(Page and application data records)
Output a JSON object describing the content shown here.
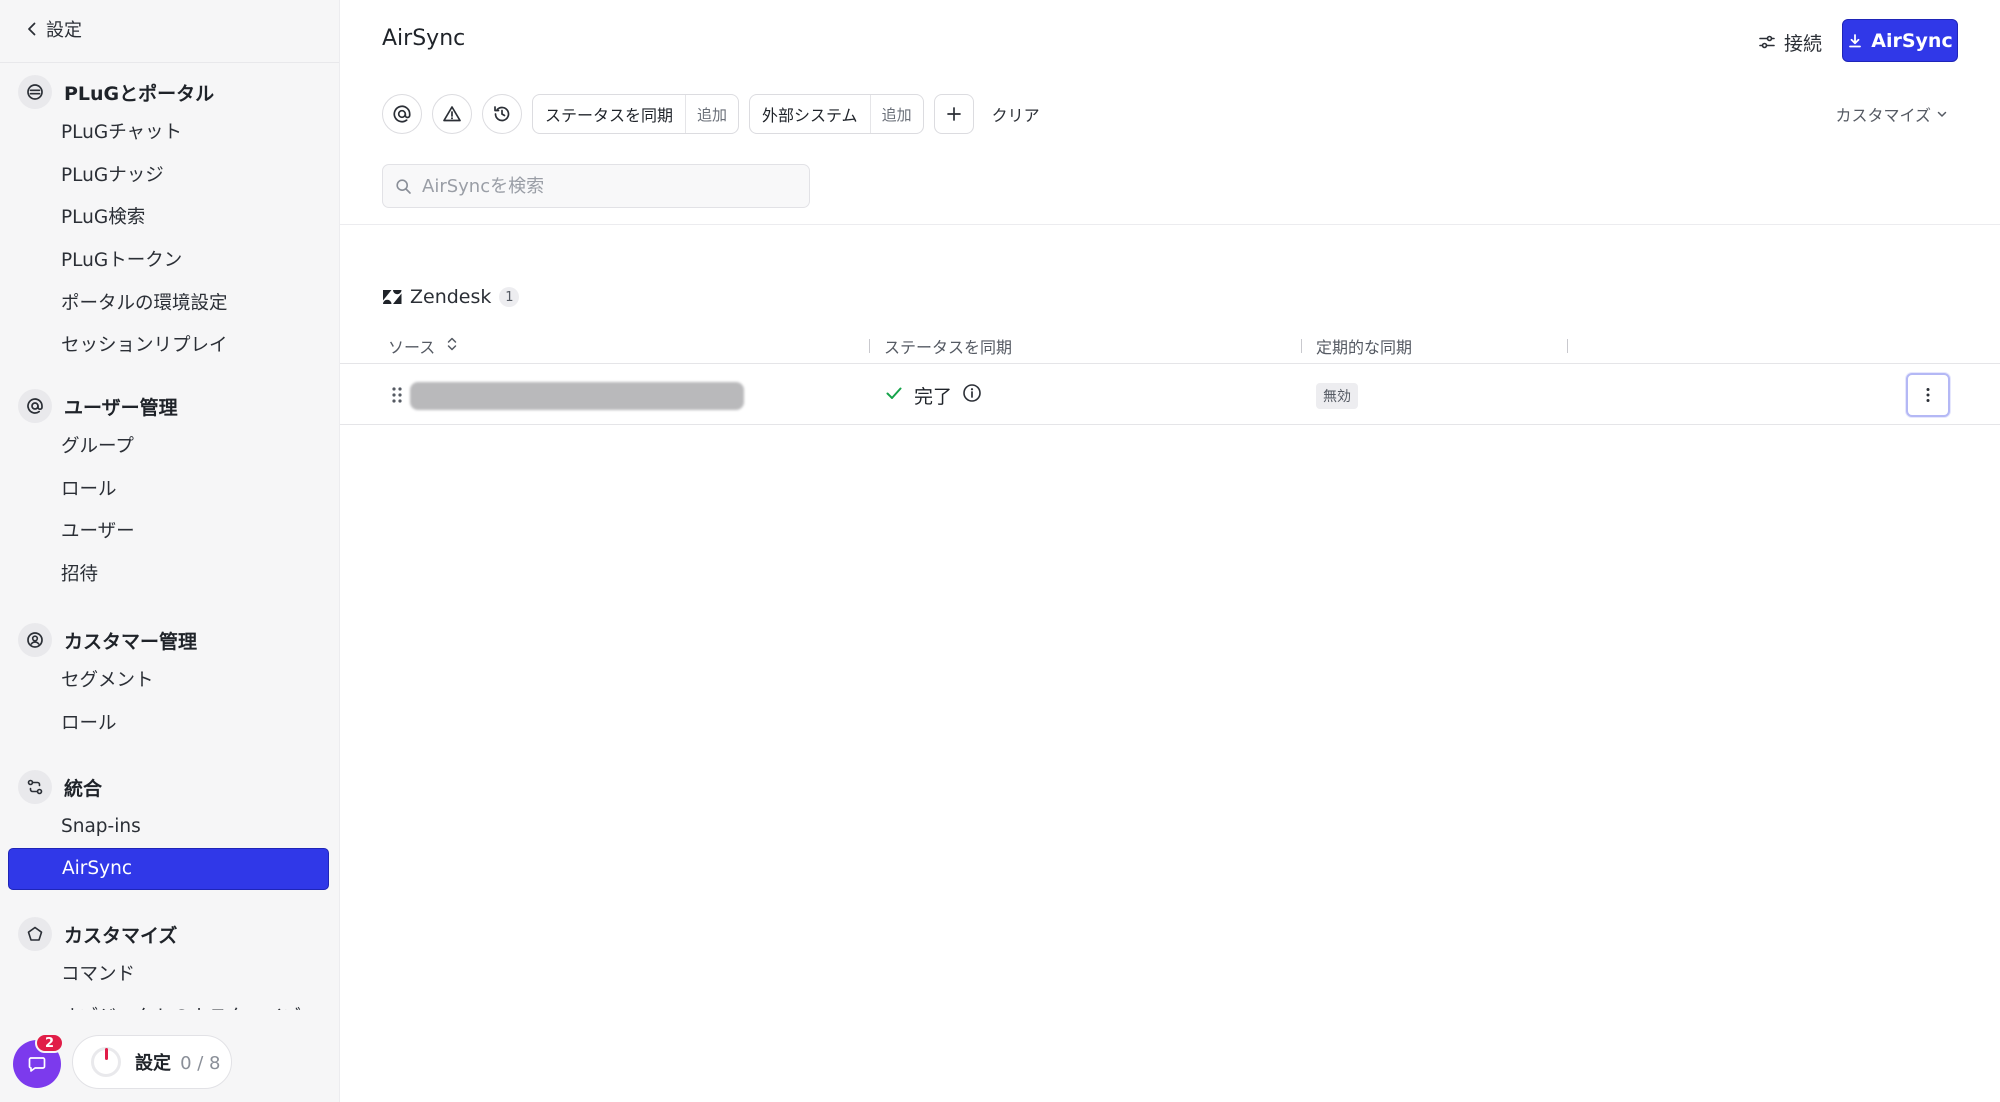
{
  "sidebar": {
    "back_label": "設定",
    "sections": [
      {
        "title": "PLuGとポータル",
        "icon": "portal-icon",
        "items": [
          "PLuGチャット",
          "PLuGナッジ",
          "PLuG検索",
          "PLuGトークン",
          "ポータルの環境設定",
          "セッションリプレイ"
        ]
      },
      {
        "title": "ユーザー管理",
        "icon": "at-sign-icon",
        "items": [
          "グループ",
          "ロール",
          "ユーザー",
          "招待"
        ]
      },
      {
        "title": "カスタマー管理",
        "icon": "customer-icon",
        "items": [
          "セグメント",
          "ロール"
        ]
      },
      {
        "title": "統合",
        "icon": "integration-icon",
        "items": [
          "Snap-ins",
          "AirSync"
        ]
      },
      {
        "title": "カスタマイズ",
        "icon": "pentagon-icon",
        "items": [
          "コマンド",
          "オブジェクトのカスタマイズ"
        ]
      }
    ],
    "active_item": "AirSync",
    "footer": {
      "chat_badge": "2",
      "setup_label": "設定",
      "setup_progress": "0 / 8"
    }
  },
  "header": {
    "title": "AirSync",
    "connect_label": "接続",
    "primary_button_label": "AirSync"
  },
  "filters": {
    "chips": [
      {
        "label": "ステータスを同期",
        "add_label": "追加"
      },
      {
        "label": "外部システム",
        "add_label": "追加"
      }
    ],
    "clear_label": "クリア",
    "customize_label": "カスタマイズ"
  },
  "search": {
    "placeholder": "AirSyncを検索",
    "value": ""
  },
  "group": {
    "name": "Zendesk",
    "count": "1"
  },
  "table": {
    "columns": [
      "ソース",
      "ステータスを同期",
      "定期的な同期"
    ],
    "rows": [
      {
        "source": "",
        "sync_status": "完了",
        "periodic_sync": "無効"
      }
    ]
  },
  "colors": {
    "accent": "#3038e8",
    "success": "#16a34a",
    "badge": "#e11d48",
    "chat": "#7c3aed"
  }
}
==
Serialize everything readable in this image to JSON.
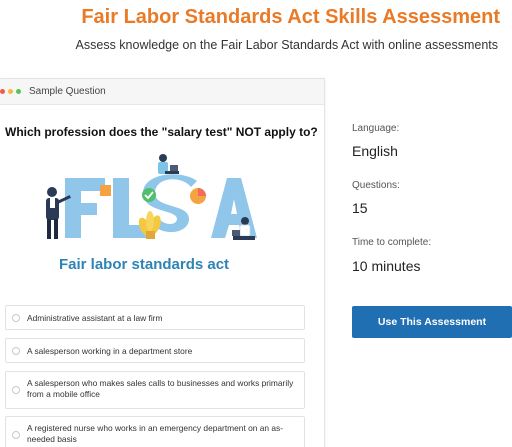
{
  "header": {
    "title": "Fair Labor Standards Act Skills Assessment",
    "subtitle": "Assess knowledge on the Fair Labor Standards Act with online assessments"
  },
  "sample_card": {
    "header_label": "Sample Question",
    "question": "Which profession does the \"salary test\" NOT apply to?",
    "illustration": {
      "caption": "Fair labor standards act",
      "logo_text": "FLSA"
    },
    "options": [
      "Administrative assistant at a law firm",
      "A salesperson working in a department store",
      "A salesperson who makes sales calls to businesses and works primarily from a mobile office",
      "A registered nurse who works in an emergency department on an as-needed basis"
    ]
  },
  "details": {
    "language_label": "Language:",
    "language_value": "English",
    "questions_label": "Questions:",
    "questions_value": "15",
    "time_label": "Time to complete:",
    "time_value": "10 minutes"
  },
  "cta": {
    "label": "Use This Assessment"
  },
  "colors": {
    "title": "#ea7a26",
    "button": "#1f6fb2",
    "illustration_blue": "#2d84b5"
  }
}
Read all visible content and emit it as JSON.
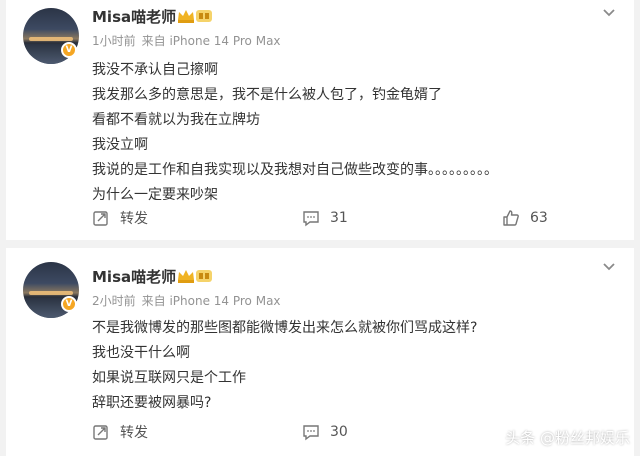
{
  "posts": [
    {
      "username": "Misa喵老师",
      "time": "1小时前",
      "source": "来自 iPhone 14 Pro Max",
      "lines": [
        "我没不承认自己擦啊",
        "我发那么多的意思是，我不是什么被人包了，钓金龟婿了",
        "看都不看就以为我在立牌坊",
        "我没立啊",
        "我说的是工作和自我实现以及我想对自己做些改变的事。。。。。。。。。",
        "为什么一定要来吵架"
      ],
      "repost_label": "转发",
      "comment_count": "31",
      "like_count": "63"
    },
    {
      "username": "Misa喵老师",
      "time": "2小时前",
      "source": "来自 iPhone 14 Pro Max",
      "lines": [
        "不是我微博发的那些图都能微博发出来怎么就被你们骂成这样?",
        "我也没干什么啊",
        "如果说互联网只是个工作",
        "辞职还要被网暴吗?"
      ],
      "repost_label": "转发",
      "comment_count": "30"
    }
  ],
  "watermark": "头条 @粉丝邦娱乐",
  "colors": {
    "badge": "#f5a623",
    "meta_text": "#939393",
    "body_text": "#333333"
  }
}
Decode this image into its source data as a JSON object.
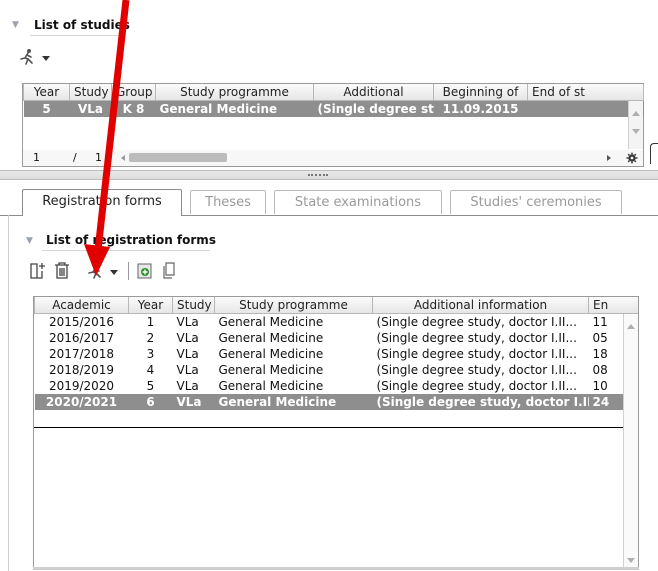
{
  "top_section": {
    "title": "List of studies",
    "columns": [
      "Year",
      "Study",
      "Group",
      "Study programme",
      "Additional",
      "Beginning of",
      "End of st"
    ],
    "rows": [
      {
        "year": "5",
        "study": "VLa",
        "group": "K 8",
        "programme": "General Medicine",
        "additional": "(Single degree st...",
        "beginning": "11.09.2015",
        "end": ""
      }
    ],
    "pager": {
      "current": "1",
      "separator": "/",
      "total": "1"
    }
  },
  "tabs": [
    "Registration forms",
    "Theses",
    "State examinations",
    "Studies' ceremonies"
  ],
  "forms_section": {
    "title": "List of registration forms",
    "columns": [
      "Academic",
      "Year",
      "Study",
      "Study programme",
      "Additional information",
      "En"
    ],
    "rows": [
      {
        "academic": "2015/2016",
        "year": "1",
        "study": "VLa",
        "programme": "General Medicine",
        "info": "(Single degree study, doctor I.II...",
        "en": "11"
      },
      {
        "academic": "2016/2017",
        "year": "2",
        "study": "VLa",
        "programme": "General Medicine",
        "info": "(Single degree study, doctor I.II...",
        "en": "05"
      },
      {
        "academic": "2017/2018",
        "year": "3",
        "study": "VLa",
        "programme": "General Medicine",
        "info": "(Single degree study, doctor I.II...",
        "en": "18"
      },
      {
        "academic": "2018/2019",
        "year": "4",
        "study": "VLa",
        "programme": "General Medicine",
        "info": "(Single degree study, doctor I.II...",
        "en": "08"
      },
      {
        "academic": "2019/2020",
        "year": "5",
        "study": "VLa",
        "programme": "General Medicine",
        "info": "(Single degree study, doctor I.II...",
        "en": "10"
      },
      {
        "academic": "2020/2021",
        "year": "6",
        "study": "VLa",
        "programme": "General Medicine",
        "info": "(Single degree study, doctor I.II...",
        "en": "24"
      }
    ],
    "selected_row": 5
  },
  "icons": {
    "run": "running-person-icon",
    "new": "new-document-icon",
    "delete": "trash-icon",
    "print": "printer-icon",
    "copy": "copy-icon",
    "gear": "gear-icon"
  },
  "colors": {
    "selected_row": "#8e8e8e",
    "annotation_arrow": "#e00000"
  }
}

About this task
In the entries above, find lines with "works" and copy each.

Solution
      "A salesperson who makes sales calls to businesses and works primarily from a mobile office",
      "A registered nurse who works in an emergency department on an as-needed basis"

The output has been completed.